Welcome to the Nexus of Ethics, Psychology, Morality, Philosophy and Health Care

Welcome to the nexus of ethics, psychology, morality, technology, health care, and philosophy

Tuesday, February 13, 2024

Majority of debtors to US hospitals now people with health insurance

Jessica Glenza
The Guardian
Originally posted 11 Jan 24

People with health insurance may now represent the majority of debtors American hospitals struggle to collect from, according to medical billing analysts.

This marks a sea change from just a few years ago, when people with health insurance represented only about one in 10 bills hospitals considered “bad debt”, analysts said.

“We always used to consider bad debt, especially bad debt write-offs from a hospital perspective, those [patients] that have the ability to pay but don’t,” said Colleen Hall, senior vice-president for Kodiak Solutions, a billing, accounting and consulting firm that works closely with hospitals and performed the analysis.

“Now, it’s not as if these patients across the board are even able to pay, because [out-of-pocket costs are] such an astronomical amount related to what their general income might be.”

Although “bad debt” can be a controversial metric in its own right, those who work in the hospital billing industry say it shows how complex health insurance products with large out-of-pocket costs have proliferated.

“What we noticed was a breaking point right around the 2018-2019 timeframe,” said Matt Szaflarski, director of revenue cycle intelligence at Kodiak Solutions.
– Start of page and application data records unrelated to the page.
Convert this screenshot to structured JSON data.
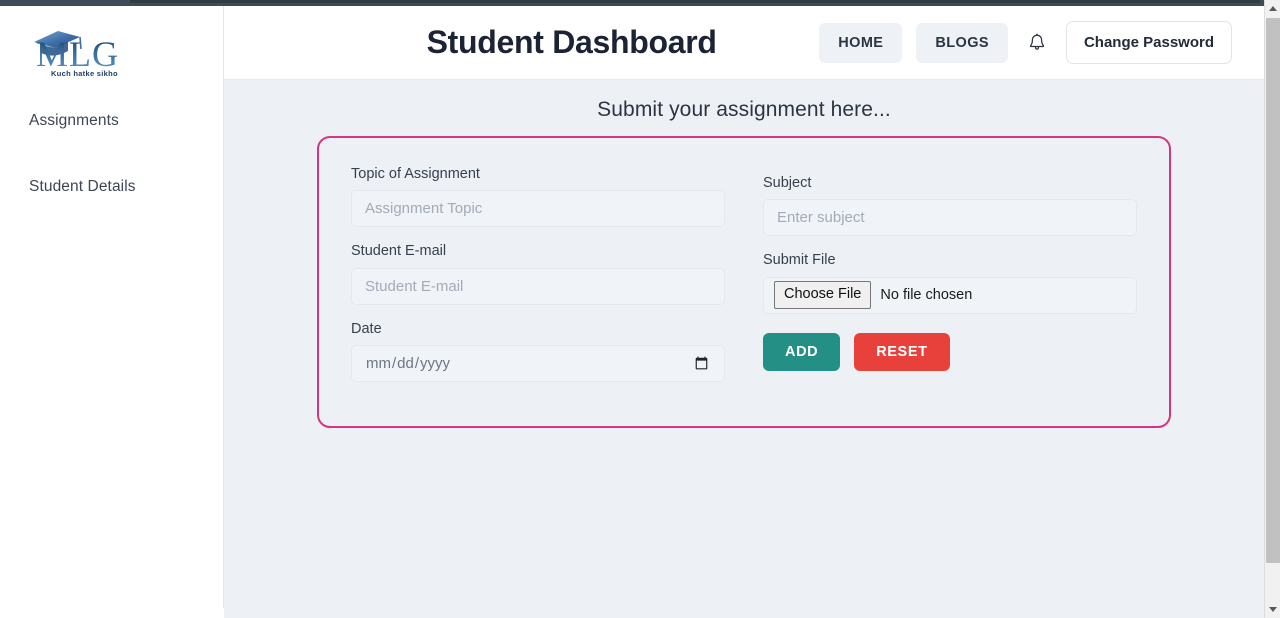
{
  "sidebar": {
    "logo": {
      "text": "MLG",
      "tagline": "Kuch hatke sikho",
      "icon": "graduation-cap-icon"
    },
    "items": [
      {
        "label": "Assignments"
      },
      {
        "label": "Student Details"
      }
    ]
  },
  "header": {
    "title": "Student Dashboard",
    "nav": [
      {
        "label": "HOME"
      },
      {
        "label": "BLOGS"
      }
    ],
    "notification_icon": "bell-icon",
    "change_password_label": "Change Password"
  },
  "main": {
    "section_title": "Submit your assignment here...",
    "form": {
      "topic": {
        "label": "Topic of Assignment",
        "placeholder": "Assignment Topic",
        "value": ""
      },
      "subject": {
        "label": "Subject",
        "placeholder": "Enter subject",
        "value": ""
      },
      "email": {
        "label": "Student E-mail",
        "placeholder": "Student E-mail",
        "value": ""
      },
      "file": {
        "label": "Submit File",
        "button_label": "Choose File",
        "status": "No file chosen"
      },
      "date": {
        "label": "Date",
        "placeholder": "mm/dd/yyyy",
        "value": ""
      },
      "submit_label": "ADD",
      "reset_label": "RESET"
    }
  },
  "colors": {
    "card_border": "#d6357f",
    "add_button": "#248f84",
    "reset_button": "#e8413c",
    "content_bg": "#edf1f5",
    "title_text": "#1b2335",
    "top_strip": "#3b4c54"
  },
  "scrollbar": {
    "up_icon": "chevron-up-icon",
    "down_icon": "chevron-down-icon"
  }
}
The trend has since stabilized, but remains at more than half of all “bad debt”.

In 2018, just 11.1% of hospitals’ bad debt came from insured “self-pay” accounts, or from patients whose insurance required out-of-pocket payments, according to Kodiak. By 2022, the proportion who did (or could) not pay their bills soared to 57.6% of all hospitals’ bad debt.

The US Healthcare system needs to be fixed:

Not all health insurance plans are created equal. Many plans have narrow networks and limited coverage, leaving patients responsible for costs associated with out-of-network providers or specialized care. This can be particularly detrimental for people with chronic conditions or those requiring emergency care.

Medical debt can have a devastating impact on individuals and families. It can lead to financial hardship, delayed or foregone care, damage to credit scores, and even bankruptcy. This can have long-term consequences for physical and mental health, employment opportunities, and overall well-being.

Fixing the US healthcare system is a complex challenge, but it is essential to ensure that everyone has access to affordable, quality healthcare without fear of financial ruin.